BEGIN Records shown

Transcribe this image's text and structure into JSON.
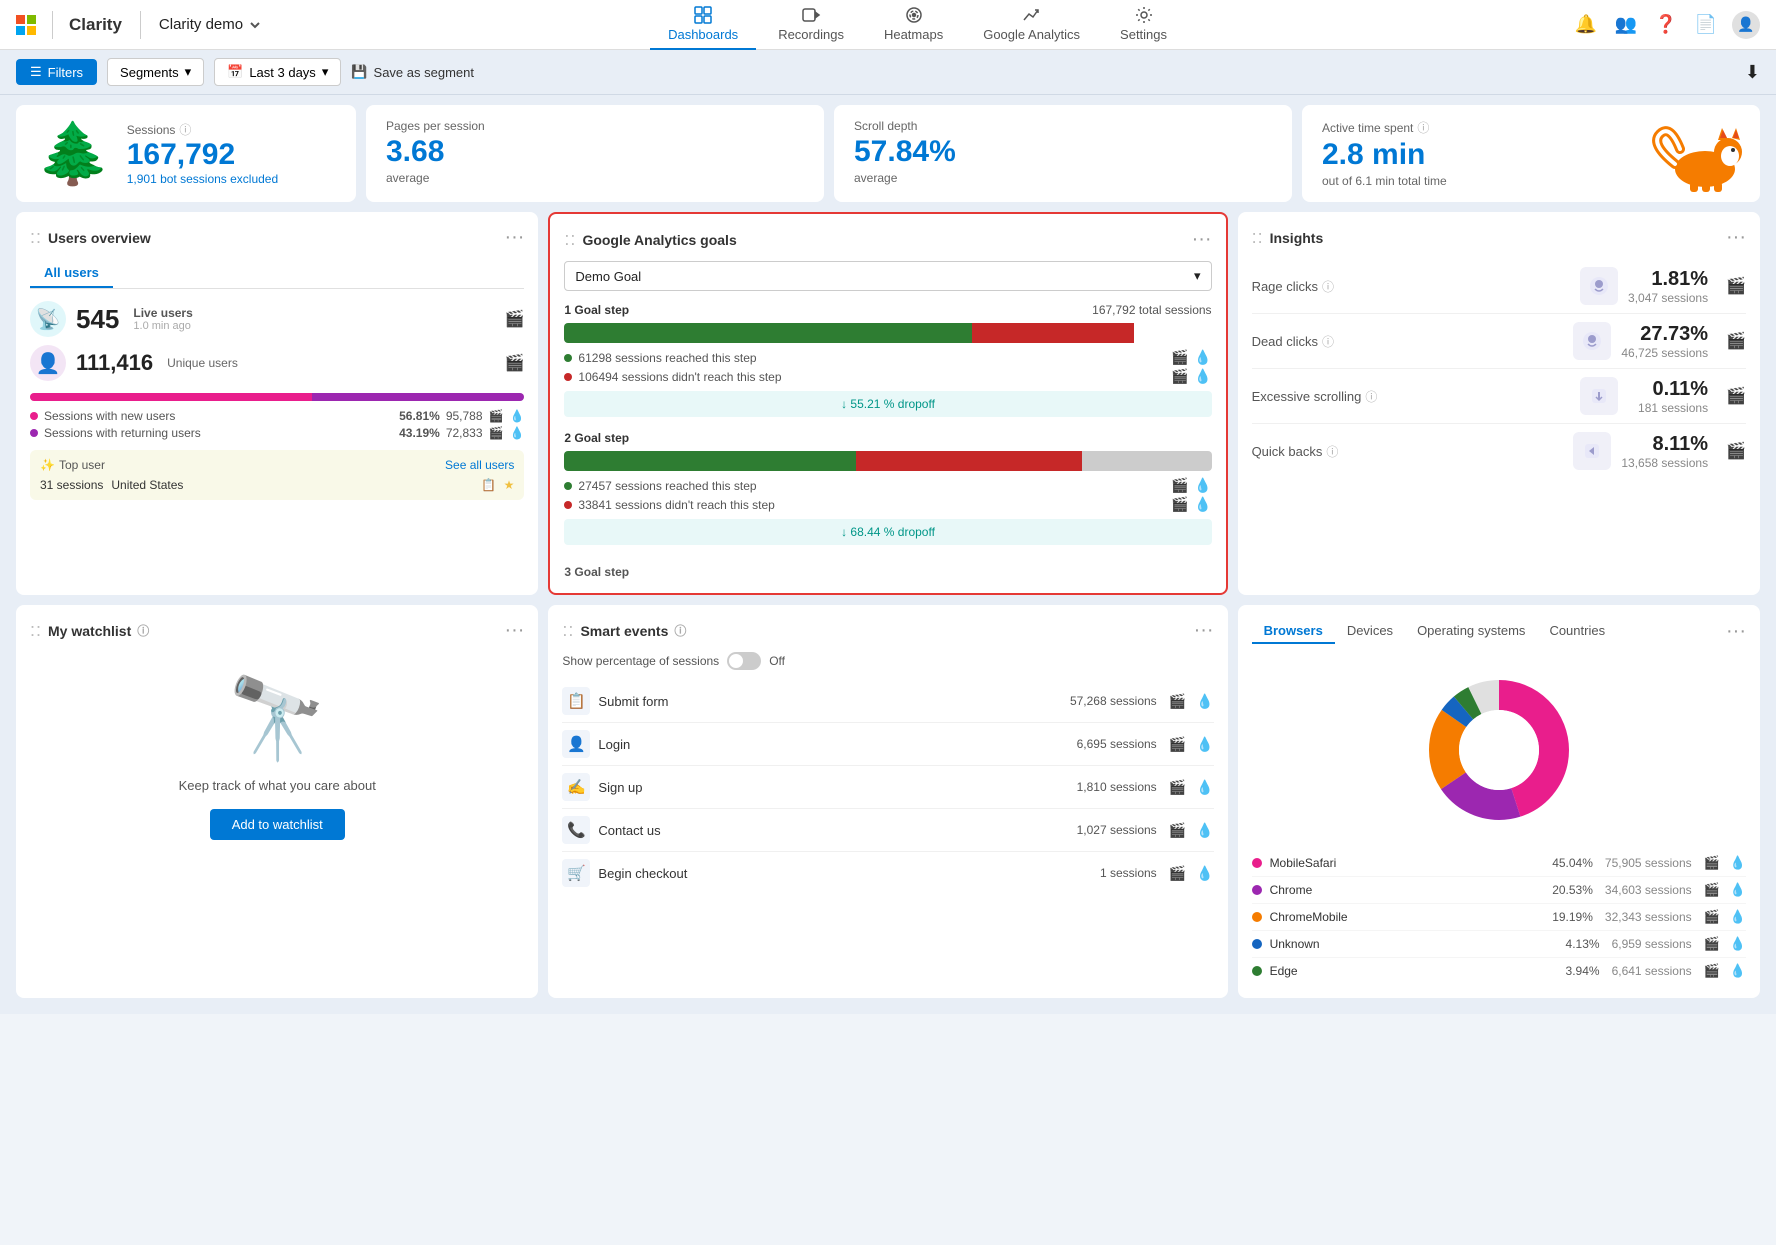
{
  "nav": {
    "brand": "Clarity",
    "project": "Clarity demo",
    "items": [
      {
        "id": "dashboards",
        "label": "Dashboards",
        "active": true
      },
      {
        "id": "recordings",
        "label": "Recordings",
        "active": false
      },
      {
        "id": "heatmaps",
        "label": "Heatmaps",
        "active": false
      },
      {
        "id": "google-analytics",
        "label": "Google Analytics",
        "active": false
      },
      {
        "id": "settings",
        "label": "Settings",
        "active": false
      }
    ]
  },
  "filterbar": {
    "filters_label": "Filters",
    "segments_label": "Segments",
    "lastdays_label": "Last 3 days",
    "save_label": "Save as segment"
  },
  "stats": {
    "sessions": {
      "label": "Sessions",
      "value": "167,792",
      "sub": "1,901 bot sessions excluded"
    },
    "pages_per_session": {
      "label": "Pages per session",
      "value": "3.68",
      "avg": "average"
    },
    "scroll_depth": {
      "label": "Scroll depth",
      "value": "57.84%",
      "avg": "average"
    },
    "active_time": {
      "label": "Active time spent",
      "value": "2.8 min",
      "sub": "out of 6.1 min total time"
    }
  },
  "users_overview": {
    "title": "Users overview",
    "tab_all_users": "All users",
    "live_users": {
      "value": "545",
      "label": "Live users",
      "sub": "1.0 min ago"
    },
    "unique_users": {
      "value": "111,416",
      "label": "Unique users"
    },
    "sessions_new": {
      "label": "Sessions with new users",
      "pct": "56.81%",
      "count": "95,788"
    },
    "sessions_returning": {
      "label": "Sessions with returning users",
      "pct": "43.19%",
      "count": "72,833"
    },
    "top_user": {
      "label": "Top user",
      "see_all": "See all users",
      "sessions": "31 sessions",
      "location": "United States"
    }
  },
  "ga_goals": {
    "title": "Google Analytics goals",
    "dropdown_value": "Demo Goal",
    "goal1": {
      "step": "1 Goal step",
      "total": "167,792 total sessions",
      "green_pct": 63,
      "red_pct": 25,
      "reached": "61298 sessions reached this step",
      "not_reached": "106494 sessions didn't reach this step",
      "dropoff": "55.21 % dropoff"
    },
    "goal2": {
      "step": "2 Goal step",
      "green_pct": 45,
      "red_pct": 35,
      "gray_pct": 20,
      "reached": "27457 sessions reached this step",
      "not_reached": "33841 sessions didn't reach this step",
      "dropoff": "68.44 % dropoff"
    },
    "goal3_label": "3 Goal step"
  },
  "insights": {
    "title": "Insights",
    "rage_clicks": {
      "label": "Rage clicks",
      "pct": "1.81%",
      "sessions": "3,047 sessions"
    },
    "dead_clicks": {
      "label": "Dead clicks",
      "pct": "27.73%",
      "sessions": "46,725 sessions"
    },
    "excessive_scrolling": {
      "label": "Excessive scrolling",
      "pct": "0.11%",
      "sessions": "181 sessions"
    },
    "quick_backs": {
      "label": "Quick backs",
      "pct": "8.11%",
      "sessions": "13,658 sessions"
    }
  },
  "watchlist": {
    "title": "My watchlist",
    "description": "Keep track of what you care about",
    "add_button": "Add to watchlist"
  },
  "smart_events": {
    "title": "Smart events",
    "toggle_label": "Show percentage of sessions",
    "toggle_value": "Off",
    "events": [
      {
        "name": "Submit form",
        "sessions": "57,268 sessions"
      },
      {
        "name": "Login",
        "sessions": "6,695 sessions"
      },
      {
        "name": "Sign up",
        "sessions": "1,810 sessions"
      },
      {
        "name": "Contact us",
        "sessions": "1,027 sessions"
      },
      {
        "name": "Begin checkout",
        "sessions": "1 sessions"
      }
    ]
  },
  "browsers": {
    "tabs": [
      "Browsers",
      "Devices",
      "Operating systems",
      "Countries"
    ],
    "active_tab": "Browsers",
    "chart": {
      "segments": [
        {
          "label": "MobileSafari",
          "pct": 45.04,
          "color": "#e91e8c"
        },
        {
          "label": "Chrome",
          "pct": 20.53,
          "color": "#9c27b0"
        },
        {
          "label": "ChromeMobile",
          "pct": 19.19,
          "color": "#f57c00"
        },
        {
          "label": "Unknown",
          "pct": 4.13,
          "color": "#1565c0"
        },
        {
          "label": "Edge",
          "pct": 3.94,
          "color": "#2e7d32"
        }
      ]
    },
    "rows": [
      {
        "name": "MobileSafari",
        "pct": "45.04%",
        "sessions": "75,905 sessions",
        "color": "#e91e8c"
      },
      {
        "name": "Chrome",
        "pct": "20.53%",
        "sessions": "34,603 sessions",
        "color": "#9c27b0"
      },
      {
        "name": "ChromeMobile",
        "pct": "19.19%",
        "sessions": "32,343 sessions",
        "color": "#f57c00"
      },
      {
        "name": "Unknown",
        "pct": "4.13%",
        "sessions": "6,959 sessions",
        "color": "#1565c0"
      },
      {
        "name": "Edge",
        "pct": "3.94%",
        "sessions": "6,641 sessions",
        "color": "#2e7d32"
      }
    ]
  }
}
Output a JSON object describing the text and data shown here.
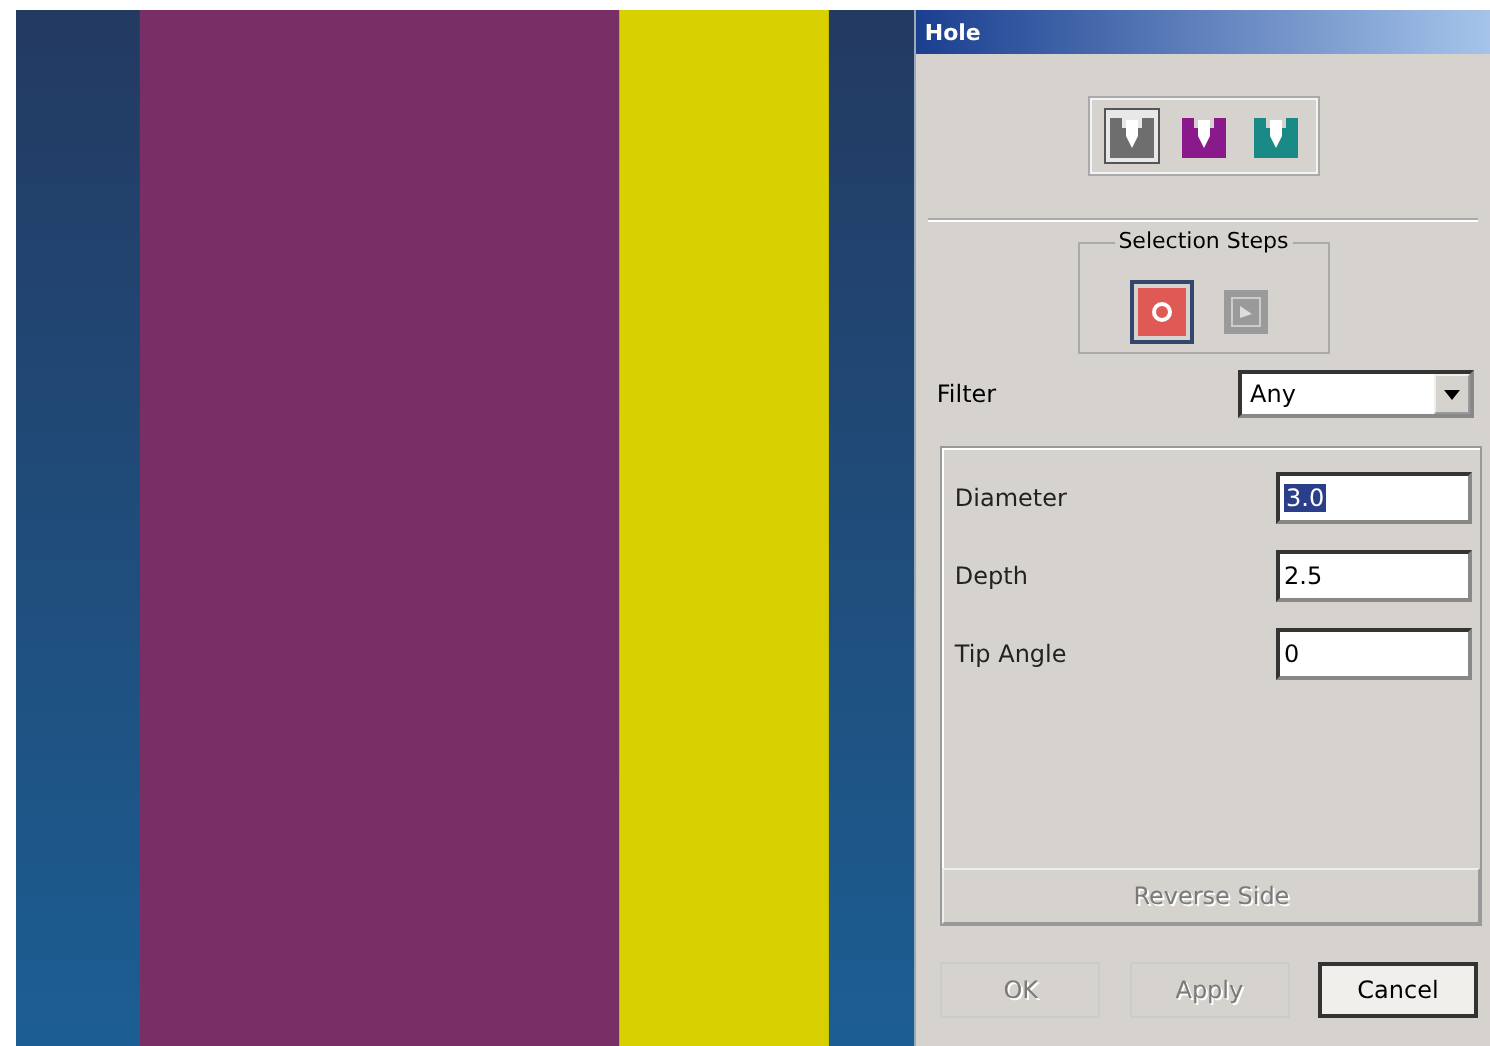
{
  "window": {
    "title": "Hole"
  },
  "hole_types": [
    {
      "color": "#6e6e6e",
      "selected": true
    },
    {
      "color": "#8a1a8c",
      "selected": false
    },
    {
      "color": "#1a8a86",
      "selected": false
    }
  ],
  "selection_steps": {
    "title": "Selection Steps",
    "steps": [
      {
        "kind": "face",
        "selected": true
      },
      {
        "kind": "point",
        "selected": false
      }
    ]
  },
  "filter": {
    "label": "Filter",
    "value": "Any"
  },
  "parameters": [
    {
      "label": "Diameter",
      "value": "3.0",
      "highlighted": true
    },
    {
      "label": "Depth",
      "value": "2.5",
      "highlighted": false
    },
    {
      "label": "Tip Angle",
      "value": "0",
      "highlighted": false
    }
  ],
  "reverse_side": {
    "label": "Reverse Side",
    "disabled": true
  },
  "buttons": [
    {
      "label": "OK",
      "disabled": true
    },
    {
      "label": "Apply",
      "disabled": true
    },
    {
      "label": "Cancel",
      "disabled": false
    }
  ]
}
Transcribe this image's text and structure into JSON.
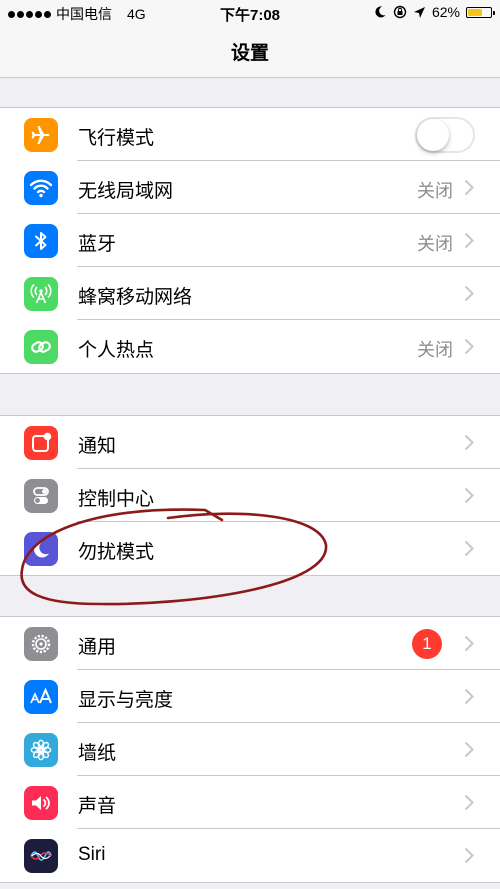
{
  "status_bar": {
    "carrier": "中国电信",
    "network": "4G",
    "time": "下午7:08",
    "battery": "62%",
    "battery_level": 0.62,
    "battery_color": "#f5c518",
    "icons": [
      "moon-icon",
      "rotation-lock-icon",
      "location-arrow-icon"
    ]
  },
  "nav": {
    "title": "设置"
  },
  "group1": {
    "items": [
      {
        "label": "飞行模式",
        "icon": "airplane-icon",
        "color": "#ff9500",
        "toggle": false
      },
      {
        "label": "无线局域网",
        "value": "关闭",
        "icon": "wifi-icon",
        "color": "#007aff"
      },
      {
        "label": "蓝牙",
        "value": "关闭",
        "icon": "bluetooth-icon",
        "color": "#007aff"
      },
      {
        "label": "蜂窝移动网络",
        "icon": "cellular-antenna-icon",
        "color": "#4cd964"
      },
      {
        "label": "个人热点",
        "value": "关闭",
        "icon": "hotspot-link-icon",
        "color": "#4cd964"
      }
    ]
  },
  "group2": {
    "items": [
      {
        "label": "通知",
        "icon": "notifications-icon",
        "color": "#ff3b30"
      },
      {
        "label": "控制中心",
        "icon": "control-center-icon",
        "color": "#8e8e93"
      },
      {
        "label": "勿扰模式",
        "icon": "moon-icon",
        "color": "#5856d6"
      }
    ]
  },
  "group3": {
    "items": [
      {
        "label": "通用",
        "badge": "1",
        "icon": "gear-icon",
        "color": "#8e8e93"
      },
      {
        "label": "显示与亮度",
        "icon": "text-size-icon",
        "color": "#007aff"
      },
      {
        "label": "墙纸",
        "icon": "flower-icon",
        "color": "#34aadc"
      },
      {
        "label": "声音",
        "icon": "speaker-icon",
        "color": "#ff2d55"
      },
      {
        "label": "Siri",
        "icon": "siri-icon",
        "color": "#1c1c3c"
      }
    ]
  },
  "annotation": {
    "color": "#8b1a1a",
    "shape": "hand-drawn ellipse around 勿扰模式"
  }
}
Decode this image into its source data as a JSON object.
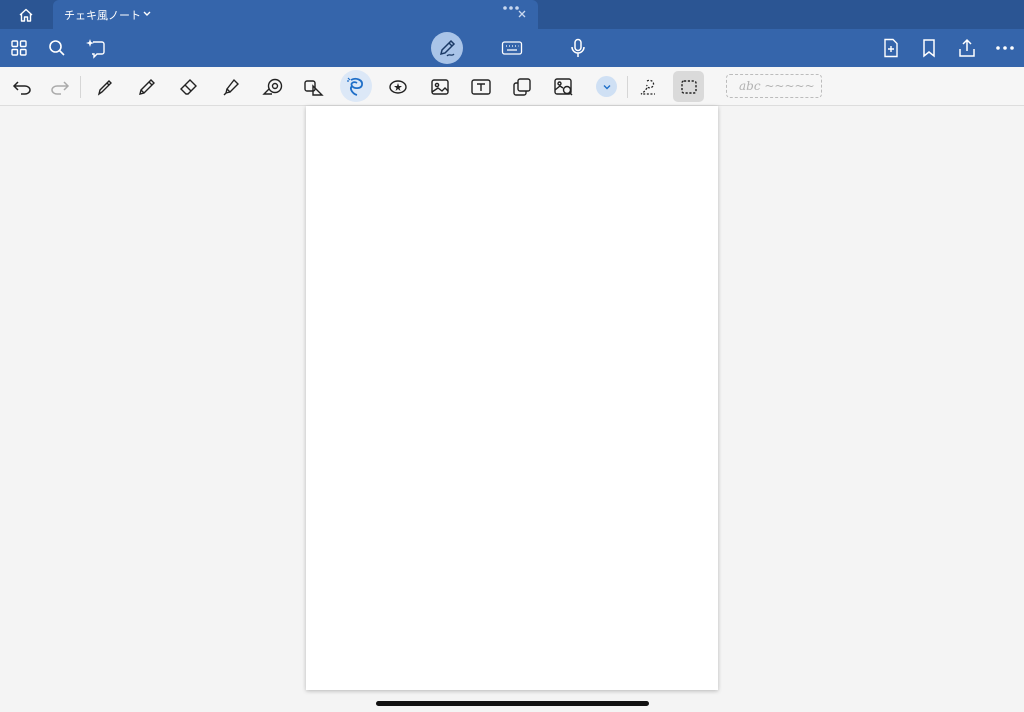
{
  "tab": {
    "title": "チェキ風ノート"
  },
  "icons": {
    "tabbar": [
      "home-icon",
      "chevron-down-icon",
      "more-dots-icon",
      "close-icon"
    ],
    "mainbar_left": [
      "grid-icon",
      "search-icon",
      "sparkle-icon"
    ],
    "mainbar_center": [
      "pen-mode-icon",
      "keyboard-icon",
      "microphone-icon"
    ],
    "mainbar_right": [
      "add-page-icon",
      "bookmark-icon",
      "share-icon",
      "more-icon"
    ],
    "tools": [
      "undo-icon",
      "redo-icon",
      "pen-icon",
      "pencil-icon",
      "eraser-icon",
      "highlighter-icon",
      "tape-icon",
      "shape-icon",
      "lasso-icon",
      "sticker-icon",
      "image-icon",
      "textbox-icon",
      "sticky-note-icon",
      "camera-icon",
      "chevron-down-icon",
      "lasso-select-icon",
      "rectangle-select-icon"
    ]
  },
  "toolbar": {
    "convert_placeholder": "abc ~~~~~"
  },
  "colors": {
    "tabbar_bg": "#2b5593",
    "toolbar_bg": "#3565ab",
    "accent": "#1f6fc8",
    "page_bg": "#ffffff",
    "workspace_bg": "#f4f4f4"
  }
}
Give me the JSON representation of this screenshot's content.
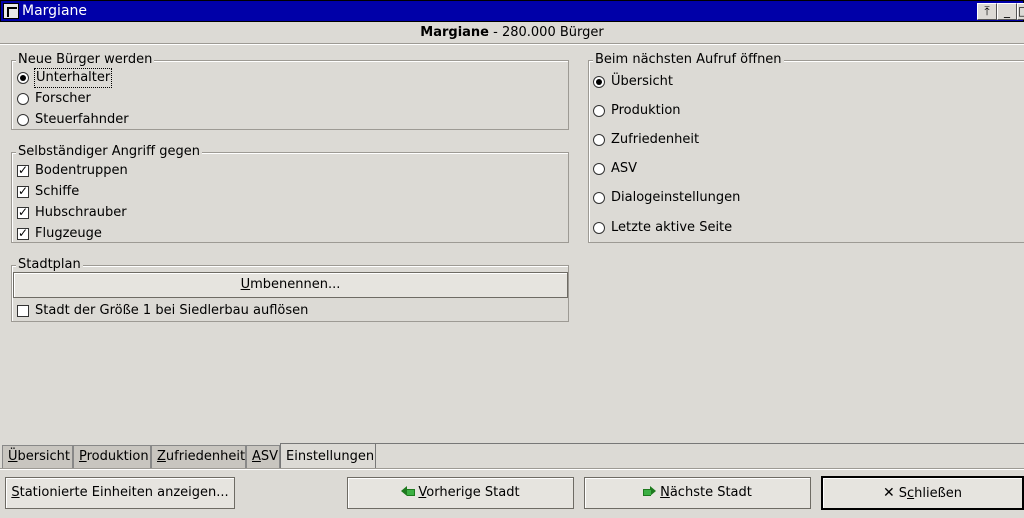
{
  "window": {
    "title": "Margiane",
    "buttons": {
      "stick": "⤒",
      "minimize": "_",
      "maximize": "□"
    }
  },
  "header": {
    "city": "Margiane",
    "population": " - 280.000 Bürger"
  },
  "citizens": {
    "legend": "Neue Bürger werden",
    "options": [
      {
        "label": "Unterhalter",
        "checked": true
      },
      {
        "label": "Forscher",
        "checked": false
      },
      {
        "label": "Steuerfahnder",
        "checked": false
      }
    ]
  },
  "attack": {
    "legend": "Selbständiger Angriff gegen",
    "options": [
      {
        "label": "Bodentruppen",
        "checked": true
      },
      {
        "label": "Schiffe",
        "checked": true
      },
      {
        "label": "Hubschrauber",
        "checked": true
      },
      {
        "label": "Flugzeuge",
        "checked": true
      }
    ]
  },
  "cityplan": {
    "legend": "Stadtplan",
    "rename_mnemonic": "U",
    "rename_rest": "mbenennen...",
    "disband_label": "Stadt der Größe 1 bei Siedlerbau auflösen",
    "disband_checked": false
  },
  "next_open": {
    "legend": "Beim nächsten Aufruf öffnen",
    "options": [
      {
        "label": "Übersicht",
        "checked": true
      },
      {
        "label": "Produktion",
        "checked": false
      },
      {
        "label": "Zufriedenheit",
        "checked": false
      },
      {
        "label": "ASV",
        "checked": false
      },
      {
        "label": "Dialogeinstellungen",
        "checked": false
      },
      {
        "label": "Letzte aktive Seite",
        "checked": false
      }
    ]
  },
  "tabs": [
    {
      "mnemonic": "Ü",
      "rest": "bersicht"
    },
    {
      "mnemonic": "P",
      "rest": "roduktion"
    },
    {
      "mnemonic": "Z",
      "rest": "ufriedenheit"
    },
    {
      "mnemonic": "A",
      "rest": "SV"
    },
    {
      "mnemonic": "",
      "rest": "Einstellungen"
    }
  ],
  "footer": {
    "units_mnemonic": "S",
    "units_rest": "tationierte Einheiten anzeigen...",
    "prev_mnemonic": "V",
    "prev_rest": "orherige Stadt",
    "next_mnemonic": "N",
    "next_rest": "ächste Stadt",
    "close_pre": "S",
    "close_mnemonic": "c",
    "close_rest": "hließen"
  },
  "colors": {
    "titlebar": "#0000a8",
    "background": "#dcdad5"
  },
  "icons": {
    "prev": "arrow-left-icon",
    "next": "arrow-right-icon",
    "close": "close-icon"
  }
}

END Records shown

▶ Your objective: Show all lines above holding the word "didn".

▶ Solution for this task:
      "not_reached": "106494 sessions didn't reach this step",
      "not_reached": "33841 sessions didn't reach this step",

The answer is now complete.